Entries taken from a collection:
——————

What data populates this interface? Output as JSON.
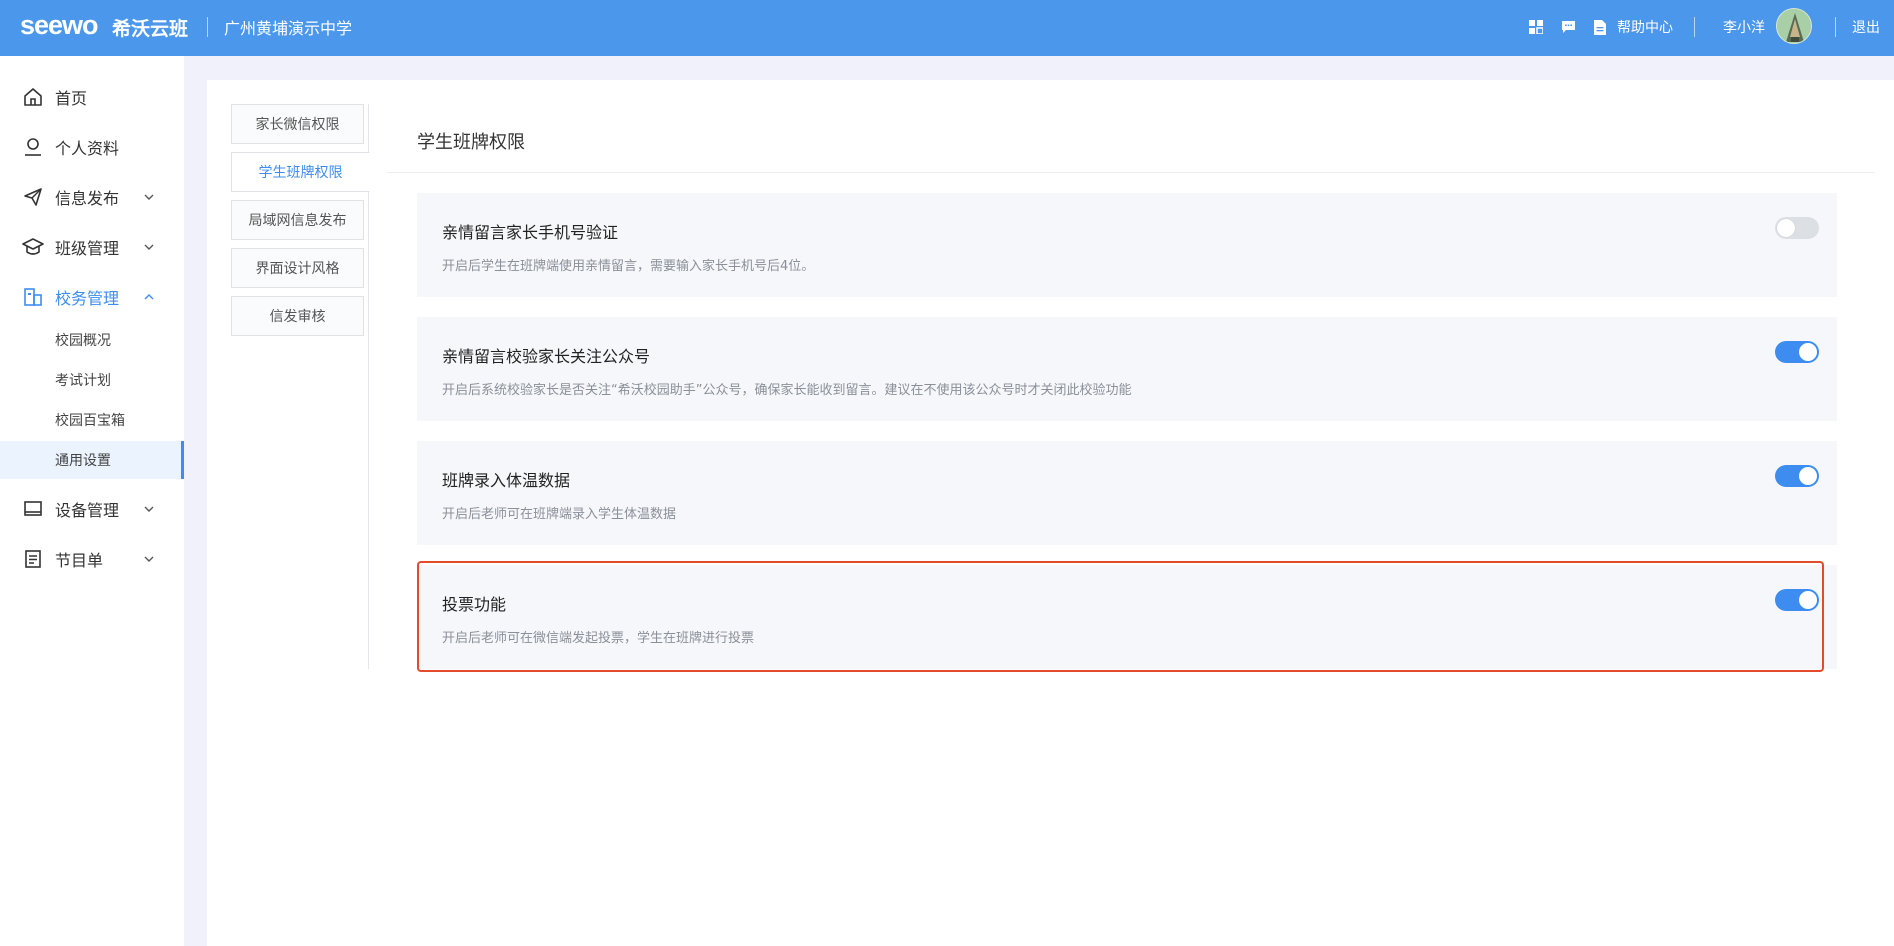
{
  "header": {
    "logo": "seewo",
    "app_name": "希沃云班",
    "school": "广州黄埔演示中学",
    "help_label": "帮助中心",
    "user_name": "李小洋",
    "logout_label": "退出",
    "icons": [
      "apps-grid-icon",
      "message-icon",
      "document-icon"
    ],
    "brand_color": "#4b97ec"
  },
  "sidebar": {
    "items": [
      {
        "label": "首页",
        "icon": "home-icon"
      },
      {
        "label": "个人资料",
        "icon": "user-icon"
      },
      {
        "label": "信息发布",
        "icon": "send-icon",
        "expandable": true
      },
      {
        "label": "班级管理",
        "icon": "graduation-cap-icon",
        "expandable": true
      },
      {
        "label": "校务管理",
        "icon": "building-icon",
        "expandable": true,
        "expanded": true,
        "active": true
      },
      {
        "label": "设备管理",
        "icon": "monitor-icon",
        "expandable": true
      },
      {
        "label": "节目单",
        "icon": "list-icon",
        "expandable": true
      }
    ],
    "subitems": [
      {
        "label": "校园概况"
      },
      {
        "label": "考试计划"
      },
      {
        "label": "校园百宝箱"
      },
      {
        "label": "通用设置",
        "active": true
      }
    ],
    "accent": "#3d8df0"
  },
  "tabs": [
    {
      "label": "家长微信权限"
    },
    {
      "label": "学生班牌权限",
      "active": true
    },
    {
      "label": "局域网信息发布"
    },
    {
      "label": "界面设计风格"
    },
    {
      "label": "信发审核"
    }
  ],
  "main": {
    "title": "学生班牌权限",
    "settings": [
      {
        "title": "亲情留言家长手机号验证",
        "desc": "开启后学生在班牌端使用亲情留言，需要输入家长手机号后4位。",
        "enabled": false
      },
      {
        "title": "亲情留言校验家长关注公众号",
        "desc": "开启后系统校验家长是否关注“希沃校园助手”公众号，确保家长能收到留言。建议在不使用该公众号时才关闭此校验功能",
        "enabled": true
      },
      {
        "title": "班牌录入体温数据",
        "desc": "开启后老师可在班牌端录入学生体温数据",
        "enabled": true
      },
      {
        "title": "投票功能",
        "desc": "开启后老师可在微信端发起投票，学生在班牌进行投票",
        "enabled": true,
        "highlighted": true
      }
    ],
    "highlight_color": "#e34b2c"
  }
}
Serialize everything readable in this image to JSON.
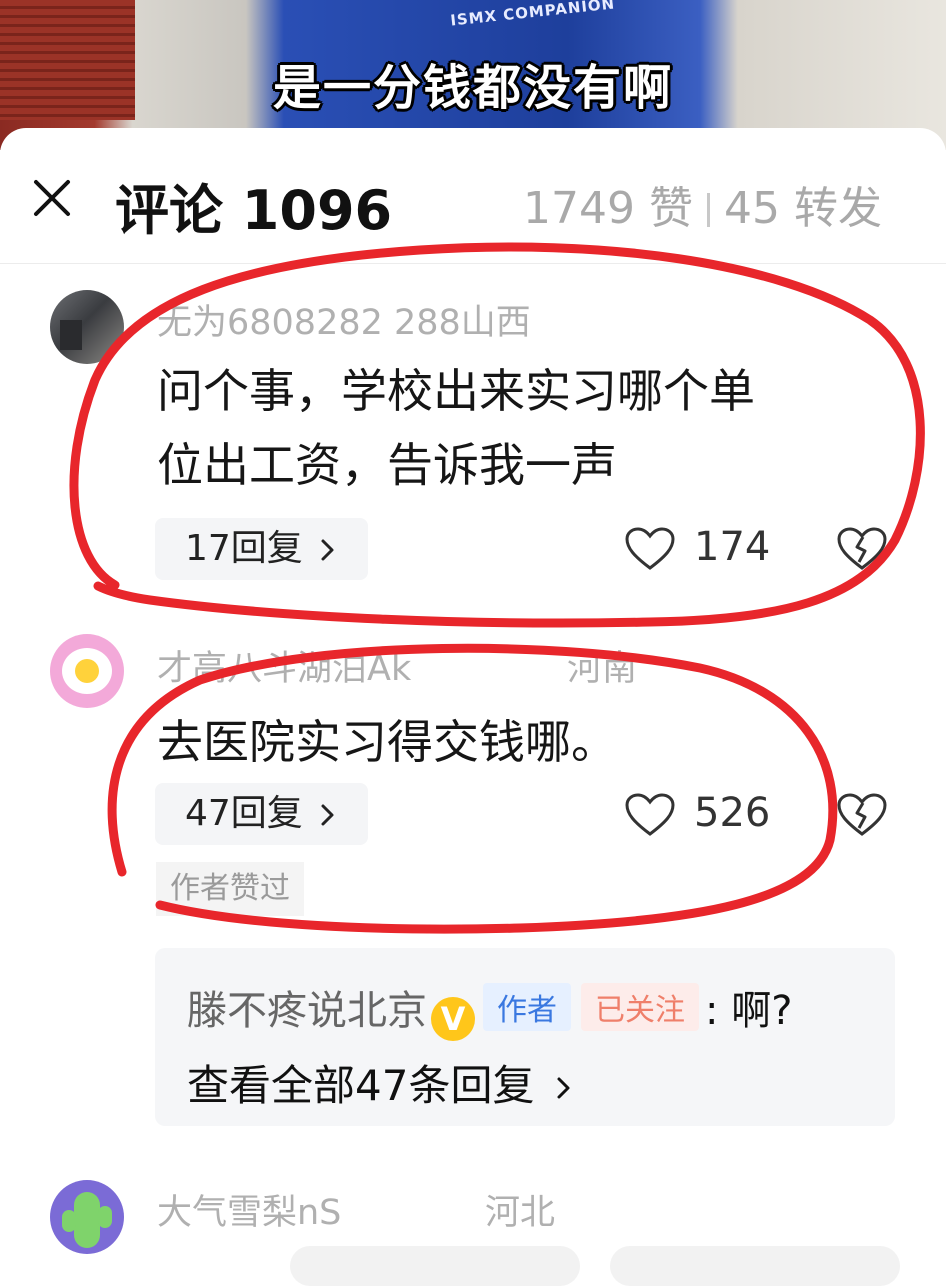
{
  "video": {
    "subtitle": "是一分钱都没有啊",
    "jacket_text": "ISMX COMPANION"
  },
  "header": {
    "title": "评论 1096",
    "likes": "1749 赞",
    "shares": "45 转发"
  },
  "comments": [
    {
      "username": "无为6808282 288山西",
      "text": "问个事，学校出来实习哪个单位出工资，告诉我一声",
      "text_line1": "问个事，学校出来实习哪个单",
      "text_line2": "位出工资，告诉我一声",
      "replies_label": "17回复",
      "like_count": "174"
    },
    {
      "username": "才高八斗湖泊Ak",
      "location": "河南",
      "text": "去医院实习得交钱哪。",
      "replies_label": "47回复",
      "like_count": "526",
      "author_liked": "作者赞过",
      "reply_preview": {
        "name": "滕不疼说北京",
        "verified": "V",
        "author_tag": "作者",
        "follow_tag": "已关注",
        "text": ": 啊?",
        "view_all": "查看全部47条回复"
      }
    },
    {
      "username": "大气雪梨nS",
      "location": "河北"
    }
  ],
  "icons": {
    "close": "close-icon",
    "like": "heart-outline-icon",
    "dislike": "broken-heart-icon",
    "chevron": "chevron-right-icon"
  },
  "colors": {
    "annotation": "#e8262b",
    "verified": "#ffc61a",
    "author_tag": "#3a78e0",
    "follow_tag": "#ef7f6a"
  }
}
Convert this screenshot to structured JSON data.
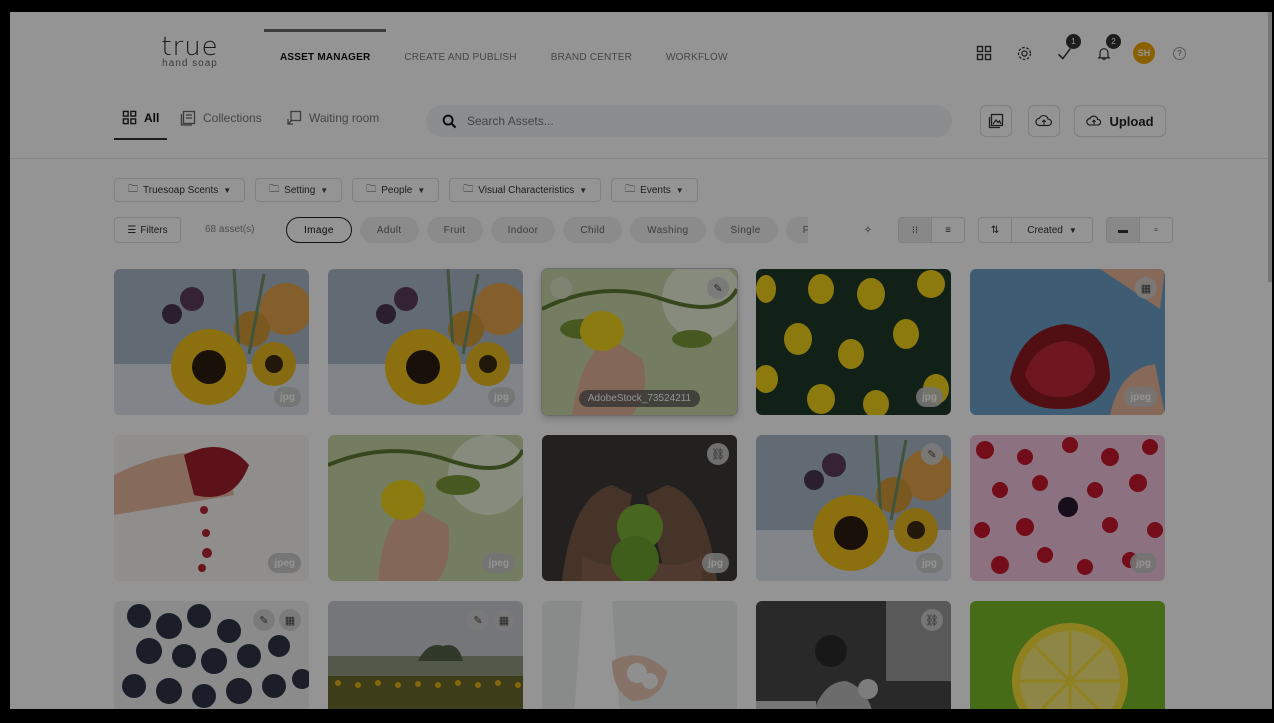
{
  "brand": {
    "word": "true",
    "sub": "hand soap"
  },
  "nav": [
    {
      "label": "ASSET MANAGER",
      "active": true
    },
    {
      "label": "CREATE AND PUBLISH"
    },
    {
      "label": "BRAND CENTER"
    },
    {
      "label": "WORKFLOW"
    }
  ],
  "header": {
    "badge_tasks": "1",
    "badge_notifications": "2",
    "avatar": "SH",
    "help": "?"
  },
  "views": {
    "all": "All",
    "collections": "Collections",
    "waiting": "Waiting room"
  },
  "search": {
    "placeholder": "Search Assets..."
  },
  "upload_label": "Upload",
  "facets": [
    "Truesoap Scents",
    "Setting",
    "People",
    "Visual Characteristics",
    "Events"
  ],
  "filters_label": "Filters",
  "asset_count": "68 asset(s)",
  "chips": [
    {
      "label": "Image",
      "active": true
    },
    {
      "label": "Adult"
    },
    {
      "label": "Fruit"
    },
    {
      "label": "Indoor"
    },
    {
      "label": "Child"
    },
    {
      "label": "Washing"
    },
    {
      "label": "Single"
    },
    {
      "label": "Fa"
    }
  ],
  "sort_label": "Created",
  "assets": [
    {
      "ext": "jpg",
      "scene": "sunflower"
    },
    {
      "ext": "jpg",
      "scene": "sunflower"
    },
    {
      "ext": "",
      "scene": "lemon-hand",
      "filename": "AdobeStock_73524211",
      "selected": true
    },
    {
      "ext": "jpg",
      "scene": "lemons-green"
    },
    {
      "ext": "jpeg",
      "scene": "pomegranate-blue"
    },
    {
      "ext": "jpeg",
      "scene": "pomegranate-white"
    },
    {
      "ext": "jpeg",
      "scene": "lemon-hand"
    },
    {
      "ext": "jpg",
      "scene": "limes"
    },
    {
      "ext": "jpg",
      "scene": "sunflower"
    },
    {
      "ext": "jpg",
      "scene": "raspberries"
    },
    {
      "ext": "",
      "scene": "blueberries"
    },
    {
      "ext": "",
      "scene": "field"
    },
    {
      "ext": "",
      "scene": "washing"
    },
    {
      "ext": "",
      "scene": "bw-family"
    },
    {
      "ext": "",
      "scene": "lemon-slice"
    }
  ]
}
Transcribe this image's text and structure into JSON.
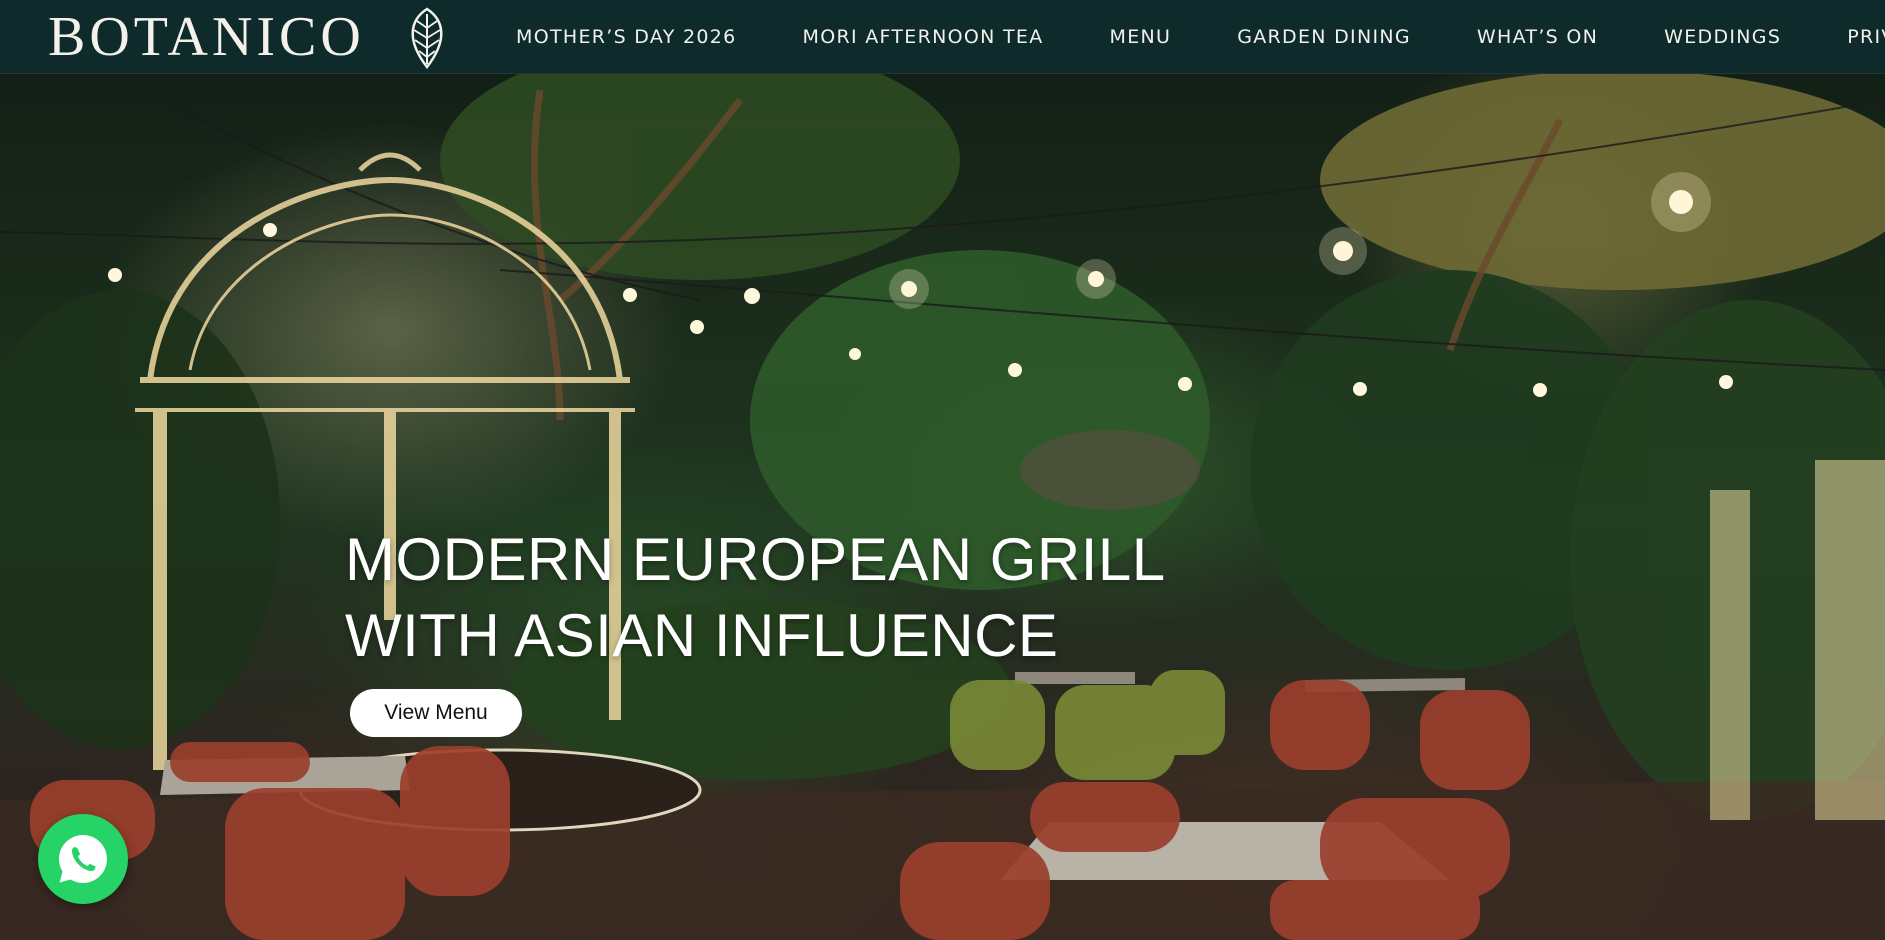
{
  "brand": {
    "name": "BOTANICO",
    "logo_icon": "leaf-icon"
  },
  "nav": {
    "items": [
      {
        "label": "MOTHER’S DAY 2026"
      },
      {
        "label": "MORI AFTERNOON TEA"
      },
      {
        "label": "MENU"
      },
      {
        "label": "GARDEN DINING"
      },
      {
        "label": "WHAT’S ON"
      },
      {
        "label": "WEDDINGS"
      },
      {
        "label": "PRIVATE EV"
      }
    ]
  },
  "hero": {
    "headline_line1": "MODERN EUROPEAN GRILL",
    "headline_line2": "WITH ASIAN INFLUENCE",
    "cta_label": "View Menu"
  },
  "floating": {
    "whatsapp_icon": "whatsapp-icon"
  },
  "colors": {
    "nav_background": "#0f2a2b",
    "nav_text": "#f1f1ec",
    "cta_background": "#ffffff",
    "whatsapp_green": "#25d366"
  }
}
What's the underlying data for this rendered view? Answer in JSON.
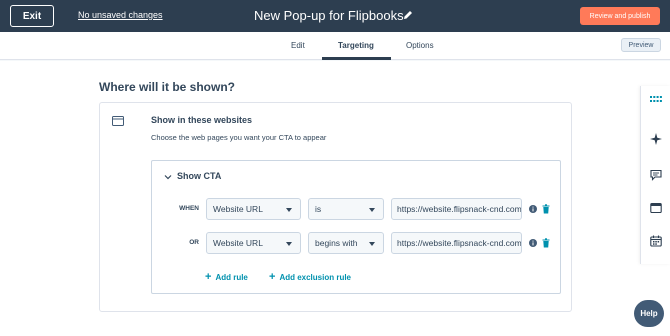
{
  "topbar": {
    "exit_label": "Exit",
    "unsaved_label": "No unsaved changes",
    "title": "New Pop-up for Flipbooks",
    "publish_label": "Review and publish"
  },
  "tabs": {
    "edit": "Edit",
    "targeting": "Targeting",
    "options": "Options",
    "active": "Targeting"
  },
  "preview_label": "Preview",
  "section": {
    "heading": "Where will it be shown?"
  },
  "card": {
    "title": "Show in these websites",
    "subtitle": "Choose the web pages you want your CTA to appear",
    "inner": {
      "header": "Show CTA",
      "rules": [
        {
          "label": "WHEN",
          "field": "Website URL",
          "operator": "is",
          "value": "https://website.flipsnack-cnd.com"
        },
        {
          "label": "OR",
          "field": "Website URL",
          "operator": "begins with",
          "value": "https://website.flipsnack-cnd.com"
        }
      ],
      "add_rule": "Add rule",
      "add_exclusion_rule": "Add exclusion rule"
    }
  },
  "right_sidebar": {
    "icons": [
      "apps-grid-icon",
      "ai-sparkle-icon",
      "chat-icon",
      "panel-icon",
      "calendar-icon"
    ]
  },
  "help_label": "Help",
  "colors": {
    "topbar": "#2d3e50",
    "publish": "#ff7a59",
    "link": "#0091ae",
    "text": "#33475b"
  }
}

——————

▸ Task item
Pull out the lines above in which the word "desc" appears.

▸ Response
        "desc": "开启后学生在班牌端使用亲情留言，需要输入家长手机号后4位。",
        "desc": "开启后系统校验家长是否关注“希沃校园助手”公众号，确保家长能收到留言。建议在不使用该公众号时才关闭此校验功能",
        "desc": "开启后老师可在班牌端录入学生体温数据",
        "desc": "开启后老师可在微信端发起投票，学生在班牌进行投票",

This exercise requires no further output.